TASK ▸ When you copy the data, keep every word exactly as it is and leave the pictures out.

(Dataset excerpts)

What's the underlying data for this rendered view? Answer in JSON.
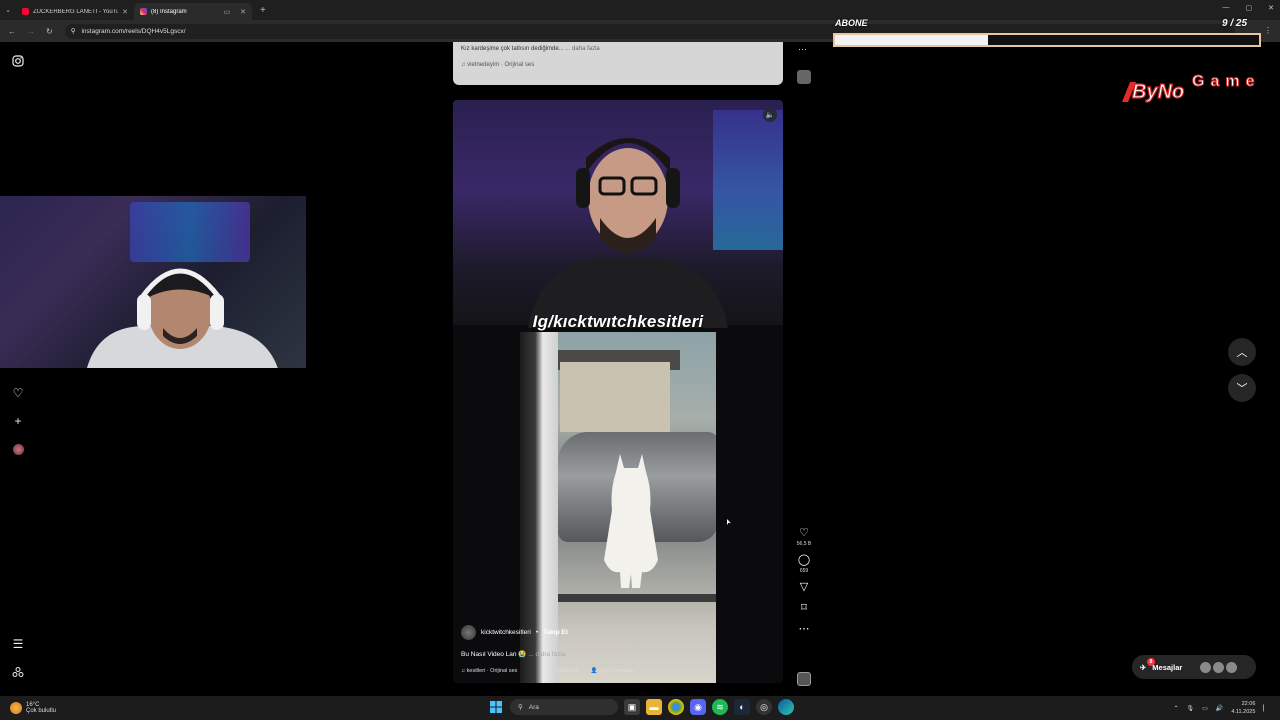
{
  "browser": {
    "tabs": [
      {
        "title": "ZUCKERBERG LANETİ - YouTube",
        "favicon_color": "#ff0033",
        "active": false
      },
      {
        "title": "(8) Instagram",
        "favicon_color": "#d62976",
        "active": true
      }
    ],
    "url": "instagram.com/reels/DQH4v5Lgscx/"
  },
  "stream_overlay": {
    "subscribe_label": "ABONE",
    "subscribe_count": "9 / 25",
    "subscribe_progress": 0.36,
    "logo_text": "ByNoGame",
    "logo_text_primary": "ByNo",
    "logo_text_secondary": "Game",
    "accent": "#e42b2b"
  },
  "previous_post": {
    "caption": "Kız kardeşime çok tatlısın dediğimde...",
    "more": "... daha fazla",
    "audio": "vietnedeyim · Orijinal ses"
  },
  "reel": {
    "overlay_text": "Ig/kıcktwıtchkesitleri",
    "username": "kicktwitchkesitleri",
    "separator": "•",
    "follow_label": "Takip Et",
    "caption": "Bu Nasıl Video Lan",
    "caption_emoji": "😭",
    "more": "... daha fazla",
    "audio": "kesitleri · Orijinal ses",
    "tag_1": "kicktwitch",
    "tag_2": "aynısınemalar"
  },
  "actions": {
    "likes": "56,5 B",
    "comments": "659"
  },
  "messages": {
    "label": "Mesajlar",
    "badge": "8"
  },
  "taskbar": {
    "temperature": "16°C",
    "weather": "Çok bulutlu",
    "search_placeholder": "Ara",
    "time": "22:06",
    "date": "4.11.2025"
  }
}
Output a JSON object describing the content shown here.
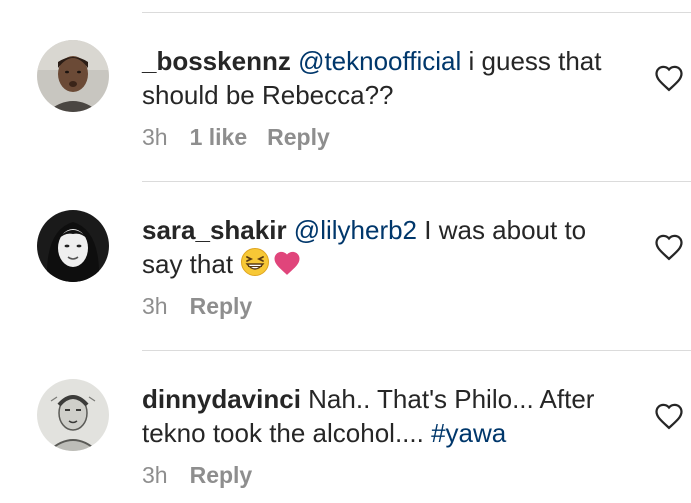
{
  "comments": [
    {
      "username": "_bosskennz",
      "mention": "@teknoofficial",
      "text_line1": " i guess that",
      "text_line2": "should be Rebecca??",
      "time": "3h",
      "likes": "1 like",
      "reply": "Reply",
      "avatar_icon": "profile-photo-man",
      "like_icon": "heart-outline-icon"
    },
    {
      "username": "sara_shakir",
      "mention": "@lilyherb2",
      "text_line1": " I was about to",
      "text_line2": "say that ",
      "emojis": [
        "grinning-squinting-face-icon",
        "pink-heart-icon"
      ],
      "time": "3h",
      "reply": "Reply",
      "avatar_icon": "profile-photo-woman",
      "like_icon": "heart-outline-icon"
    },
    {
      "username": "dinnydavinci",
      "text_line1": " Nah.. That's Philo... After",
      "text_line2": "tekno took the alcohol.... ",
      "hashtag": "#yawa",
      "time": "3h",
      "reply": "Reply",
      "avatar_icon": "profile-photo-sketch",
      "like_icon": "heart-outline-icon"
    }
  ],
  "colors": {
    "text": "#262626",
    "link": "#00376b",
    "meta": "#8e8e8e",
    "divider": "#dbdbdb",
    "heart_emoji": "#e0457b"
  }
}
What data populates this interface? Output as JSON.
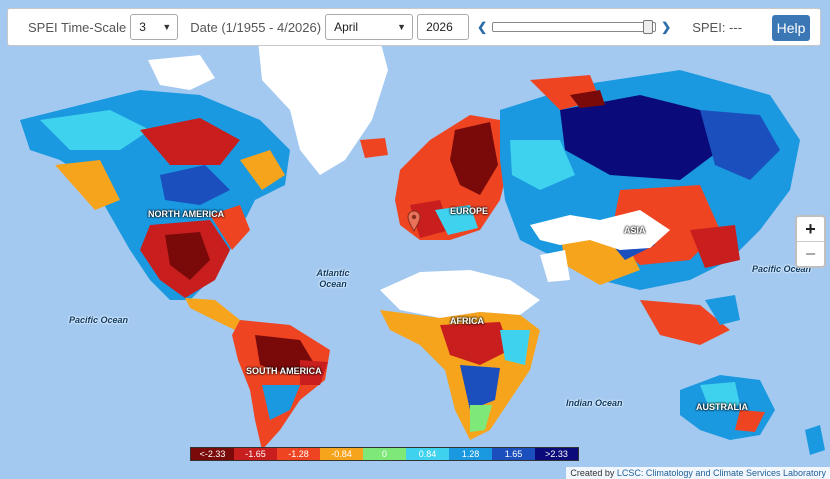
{
  "toolbar": {
    "timescale_label": "SPEI Time-Scale",
    "timescale_value": "3",
    "date_label": "Date (1/1955 - 4/2026)",
    "month_value": "April",
    "year_value": "2026",
    "prev_arrow": "❮",
    "next_arrow": "❯",
    "spei_label": "SPEI: ---",
    "help_label": "Help",
    "slider_position": 1.0
  },
  "zoom": {
    "in_label": "+",
    "out_label": "−"
  },
  "legend": {
    "entries": [
      {
        "label": "<-2.33",
        "color": "#7a0a0a"
      },
      {
        "label": "-1.65",
        "color": "#c81e1e"
      },
      {
        "label": "-1.28",
        "color": "#ee4422"
      },
      {
        "label": "-0.84",
        "color": "#f7a41d"
      },
      {
        "label": "0",
        "color": "#7ee878"
      },
      {
        "label": "0.84",
        "color": "#3fd2ee"
      },
      {
        "label": "1.28",
        "color": "#1a99e0"
      },
      {
        "label": "1.65",
        "color": "#1b4fbe"
      },
      {
        "label": ">2.33",
        "color": "#0a0a7a"
      }
    ]
  },
  "attribution": {
    "prefix": "Created by",
    "org": "LCSC: Climatology and Climate Services Laboratory"
  },
  "map_labels": {
    "north_america": "NORTH AMERICA",
    "south_america": "SOUTH AMERICA",
    "europe": "EUROPE",
    "africa": "AFRICA",
    "asia": "ASIA",
    "australia": "AUSTRALIA"
  },
  "ocean_labels": {
    "atlantic": "Atlantic Ocean",
    "pacific_west": "Pacific Ocean",
    "pacific_east": "Pacific Ocean",
    "indian": "Indian Ocean"
  }
}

RESPONSE ▸
What's the underlying data for this rendered view? Answer in JSON.
{
  "browser": {
    "tabs": [
      {
        "title": "ZUCKERBERG LANETİ - YouTube",
        "favicon_color": "#ff0033",
        "active": false
      },
      {
        "title": "(8) Instagram",
        "favicon_color": "#d62976",
        "active": true
      }
    ],
    "url": "instagram.com/reels/DQH4v5Lgscx/"
  },
  "stream_overlay": {
    "subscribe_label": "ABONE",
    "subscribe_count": "9 / 25",
    "subscribe_progress": 0.36,
    "logo_text": "ByNoGame",
    "logo_text_primary": "ByNo",
    "logo_text_secondary": "Game",
    "accent": "#e42b2b"
  },
  "previous_post": {
    "caption": "Kız kardeşime çok tatlısın dediğimde...",
    "more": "... daha fazla",
    "audio": "vietnedeyim · Orijinal ses"
  },
  "reel": {
    "overlay_text": "Ig/kıcktwıtchkesitleri",
    "username": "kicktwitchkesitleri",
    "separator": "•",
    "follow_label": "Takip Et",
    "caption": "Bu Nasıl Video Lan",
    "caption_emoji": "😭",
    "more": "... daha fazla",
    "audio": "kesitleri · Orijinal ses",
    "tag_1": "kicktwitch",
    "tag_2": "aynısınemalar"
  },
  "actions": {
    "likes": "56,5 B",
    "comments": "659"
  },
  "messages": {
    "label": "Mesajlar",
    "badge": "8"
  },
  "taskbar": {
    "temperature": "16°C",
    "weather": "Çok bulutlu",
    "search_placeholder": "Ara",
    "time": "22:06",
    "date": "4.11.2025"
  }
}
Output a JSON object describing the content shown here.
{
  "comments": [
    {
      "username": "_bosskennz",
      "mention": "@teknoofficial",
      "text_line1": " i guess that",
      "text_line2": "should be Rebecca??",
      "time": "3h",
      "likes": "1 like",
      "reply": "Reply",
      "avatar_icon": "profile-photo-man",
      "like_icon": "heart-outline-icon"
    },
    {
      "username": "sara_shakir",
      "mention": "@lilyherb2",
      "text_line1": " I was about to",
      "text_line2": "say that ",
      "emojis": [
        "grinning-squinting-face-icon",
        "pink-heart-icon"
      ],
      "time": "3h",
      "reply": "Reply",
      "avatar_icon": "profile-photo-woman",
      "like_icon": "heart-outline-icon"
    },
    {
      "username": "dinnydavinci",
      "text_line1": " Nah.. That's Philo... After",
      "text_line2": "tekno took the alcohol.... ",
      "hashtag": "#yawa",
      "time": "3h",
      "reply": "Reply",
      "avatar_icon": "profile-photo-sketch",
      "like_icon": "heart-outline-icon"
    }
  ],
  "colors": {
    "text": "#262626",
    "link": "#00376b",
    "meta": "#8e8e8e",
    "divider": "#dbdbdb",
    "heart_emoji": "#e0457b"
  }
}
What data populates this interface? Output as JSON.
{
  "toolbar": {
    "timescale_label": "SPEI Time-Scale",
    "timescale_value": "3",
    "date_label": "Date (1/1955 - 4/2026)",
    "month_value": "April",
    "year_value": "2026",
    "prev_arrow": "❮",
    "next_arrow": "❯",
    "spei_label": "SPEI: ---",
    "help_label": "Help",
    "slider_position": 1.0
  },
  "zoom": {
    "in_label": "+",
    "out_label": "−"
  },
  "legend": {
    "entries": [
      {
        "label": "<-2.33",
        "color": "#7a0a0a"
      },
      {
        "label": "-1.65",
        "color": "#c81e1e"
      },
      {
        "label": "-1.28",
        "color": "#ee4422"
      },
      {
        "label": "-0.84",
        "color": "#f7a41d"
      },
      {
        "label": "0",
        "color": "#7ee878"
      },
      {
        "label": "0.84",
        "color": "#3fd2ee"
      },
      {
        "label": "1.28",
        "color": "#1a99e0"
      },
      {
        "label": "1.65",
        "color": "#1b4fbe"
      },
      {
        "label": ">2.33",
        "color": "#0a0a7a"
      }
    ]
  },
  "attribution": {
    "prefix": "Created by",
    "org": "LCSC: Climatology and Climate Services Laboratory"
  },
  "map_labels": {
    "north_america": "NORTH AMERICA",
    "south_america": "SOUTH AMERICA",
    "europe": "EUROPE",
    "africa": "AFRICA",
    "asia": "ASIA",
    "australia": "AUSTRALIA"
  },
  "ocean_labels": {
    "atlantic": "Atlantic Ocean",
    "pacific_west": "Pacific Ocean",
    "pacific_east": "Pacific Ocean",
    "indian": "Indian Ocean"
  }
}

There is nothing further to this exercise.